It's notoriously difficult to come up with any meaningful conclusions after the opening day of a European Poker Tour main event. While it's easy to pick the player with the most chips, forecasting what they will translate into in the long run is nearly pointless. As cricket writer Gideon Haigh wrote when describing the task of covering a five-day Test Match - while it's satisfying and challenging it's a bit like trying to review the end of each act of a play, with no notion of which way the plot will go when the curtain rises again.

Action from today

With that in mind the short version of the day would lean towards several players whose chip stacks took centre stage during this opening sequence. They would include Martin Jacobson, Jeff Sarwer, Antonio Buonanno and Mathias Kuerschner, each, at one stage, flying to the giddy heights of 150,000 chips or more today.

Martin Jacobson

Sarwer got there first, before his stack was slimmed down to the 81,400 mark. Perhaps unexpectedly Italian Antonio Buonanno then found himself in the lead after the dinner break, to the animated delight of fellow Italian Giacomo Maisto, who only last week delivered the same sudden shock in Snowfest. Buonanno bagged-up a credible 153,100 at the close.

Jeff Sarwer

Mathias Keurschner snuck up on the leaders, not least for being out of the way, hidden at the back of a barricade of players in what is one of the smaller tournament areas of the EPT. He flirted with the lead, only to close the day on 140,500.

Mathias Kuerschner

But at the end of Day 1A it was not Martin Jacobson who led, despite bagging up 177,000 at the bell, nor was it any of those who had led earlier. Instead it was last week's Romanian hero Cristian Dragomir, who sent Benny Spindler to the rail in the last five hands to snatch the clear lead with 205,500.

Dragomir picked up today where he left off in Austria, never removing a game face that can invoke fear and sympathy in equal measure.

Chip leader, Cristian Dragomir

There followed a second tier of player, made up of either the up-and-comers, or the opposite, the down and, something...

Cristian Dragomir would have counted himself among those until Spindler stepped into view. German pro Nasr El Nasr experienced the opposite. Despite starting and middling well, he ended on a downward slope, falling from a midday peak of around 155,000 to close on 98,000.

Nasr El Nasr
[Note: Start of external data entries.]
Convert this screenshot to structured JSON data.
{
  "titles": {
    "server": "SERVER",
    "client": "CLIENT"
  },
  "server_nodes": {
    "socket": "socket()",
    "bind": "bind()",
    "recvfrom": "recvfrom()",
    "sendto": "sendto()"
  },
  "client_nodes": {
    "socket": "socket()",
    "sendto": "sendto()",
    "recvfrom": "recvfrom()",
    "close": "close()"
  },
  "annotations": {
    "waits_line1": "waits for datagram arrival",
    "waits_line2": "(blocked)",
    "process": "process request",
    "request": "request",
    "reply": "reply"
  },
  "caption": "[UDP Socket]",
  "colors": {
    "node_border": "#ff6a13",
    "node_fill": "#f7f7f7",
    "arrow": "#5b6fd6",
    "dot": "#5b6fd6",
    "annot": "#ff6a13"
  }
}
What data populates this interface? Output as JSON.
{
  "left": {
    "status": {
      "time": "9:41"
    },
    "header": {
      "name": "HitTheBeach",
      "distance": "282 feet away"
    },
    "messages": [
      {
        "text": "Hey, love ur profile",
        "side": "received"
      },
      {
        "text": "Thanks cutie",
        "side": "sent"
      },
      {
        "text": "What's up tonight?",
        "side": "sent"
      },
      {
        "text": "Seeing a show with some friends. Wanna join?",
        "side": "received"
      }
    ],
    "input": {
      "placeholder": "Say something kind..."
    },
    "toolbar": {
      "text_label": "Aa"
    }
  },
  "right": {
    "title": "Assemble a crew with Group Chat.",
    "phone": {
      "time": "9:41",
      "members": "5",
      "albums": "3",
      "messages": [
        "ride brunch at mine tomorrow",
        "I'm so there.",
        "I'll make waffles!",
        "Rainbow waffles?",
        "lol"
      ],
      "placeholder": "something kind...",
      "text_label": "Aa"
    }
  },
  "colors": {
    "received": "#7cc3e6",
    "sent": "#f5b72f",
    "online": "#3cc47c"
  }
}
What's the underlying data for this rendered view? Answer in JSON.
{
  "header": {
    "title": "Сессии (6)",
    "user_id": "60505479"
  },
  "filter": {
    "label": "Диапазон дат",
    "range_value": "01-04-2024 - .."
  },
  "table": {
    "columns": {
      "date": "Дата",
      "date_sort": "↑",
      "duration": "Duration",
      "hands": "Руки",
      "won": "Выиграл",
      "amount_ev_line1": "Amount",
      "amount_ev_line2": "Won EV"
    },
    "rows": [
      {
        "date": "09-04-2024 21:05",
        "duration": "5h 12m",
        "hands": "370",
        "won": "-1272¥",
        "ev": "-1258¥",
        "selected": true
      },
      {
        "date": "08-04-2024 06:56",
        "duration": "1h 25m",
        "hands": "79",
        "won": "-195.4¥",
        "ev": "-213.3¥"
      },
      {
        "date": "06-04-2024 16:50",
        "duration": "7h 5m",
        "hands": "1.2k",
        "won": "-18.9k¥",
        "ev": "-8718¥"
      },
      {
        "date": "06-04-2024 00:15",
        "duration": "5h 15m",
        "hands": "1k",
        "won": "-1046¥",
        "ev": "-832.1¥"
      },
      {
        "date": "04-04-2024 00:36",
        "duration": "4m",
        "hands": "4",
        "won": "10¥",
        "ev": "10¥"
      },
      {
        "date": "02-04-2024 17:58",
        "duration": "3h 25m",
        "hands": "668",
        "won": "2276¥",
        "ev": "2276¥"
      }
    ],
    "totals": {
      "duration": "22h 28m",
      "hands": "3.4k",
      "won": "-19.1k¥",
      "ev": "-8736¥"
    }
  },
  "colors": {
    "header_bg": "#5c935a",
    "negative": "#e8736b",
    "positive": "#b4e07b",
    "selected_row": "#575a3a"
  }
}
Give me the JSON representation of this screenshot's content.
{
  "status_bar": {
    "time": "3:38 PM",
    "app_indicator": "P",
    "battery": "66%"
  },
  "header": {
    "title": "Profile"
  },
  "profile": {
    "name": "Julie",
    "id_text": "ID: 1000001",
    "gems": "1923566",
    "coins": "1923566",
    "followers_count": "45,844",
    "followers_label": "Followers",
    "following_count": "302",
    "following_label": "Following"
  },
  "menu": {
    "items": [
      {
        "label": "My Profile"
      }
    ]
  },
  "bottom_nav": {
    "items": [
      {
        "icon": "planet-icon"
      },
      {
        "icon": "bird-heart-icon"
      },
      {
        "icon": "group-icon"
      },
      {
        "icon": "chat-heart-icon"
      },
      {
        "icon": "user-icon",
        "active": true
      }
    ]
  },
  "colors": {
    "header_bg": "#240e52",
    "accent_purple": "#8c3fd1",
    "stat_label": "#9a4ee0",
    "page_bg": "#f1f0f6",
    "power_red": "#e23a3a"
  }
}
That made way for the likes of May Roca and Max Heinzelman to move on up, chipped up to 190,000 and 186,400 respectively, good for second and third place overnight.

A word about Kevin Stani at the close. The EPT Tallinn champion had his stack stumped early, falling to 20,000. Then he mounted one of those resolute comebacks that highlight the skill side of the game so well. It's often easy to point to the chip leader as having put in the best performance, but Stani withstood the pressures of the big stacks, in the hands of both good friend Sarwer, and Italian Buonanno admirably, and did things the hard way, bagging up 78,000 with which to return on Day 2.

Kevin Stani

Chip counts for all the day's 151 survivors, which include Team PokerStars Pros Arnaud Mattern and Henrique Pinho (so long Michael Keiner), can be found on the chip count page which will transform into the Official Chip Count Page once counts are made available to us.

Team PokerStars Pro Arnaud Mattern

In the meantime fill your boots with all the action from today at the links below.

Level 1 & 2 updates
Level 3 & 4 updates
Levels 5 & 6 updates
Levels 7, 8 & 9 updates

You can also find coverage from Berlin in a variety of other languages, including German and Dutch. So really when I say variety I actually mean two other languages. While we're at it lets thank our photographer Neil Stoddart for all the images used on the blog today. We can only hope that after seeing those you still bother to read the words above and below.

The tournament room, today

We're back at the same start time tomorrow for Day 1B of EPT Berlin with play due to begin at 12 noon.

Until then, it's good night from Berlin.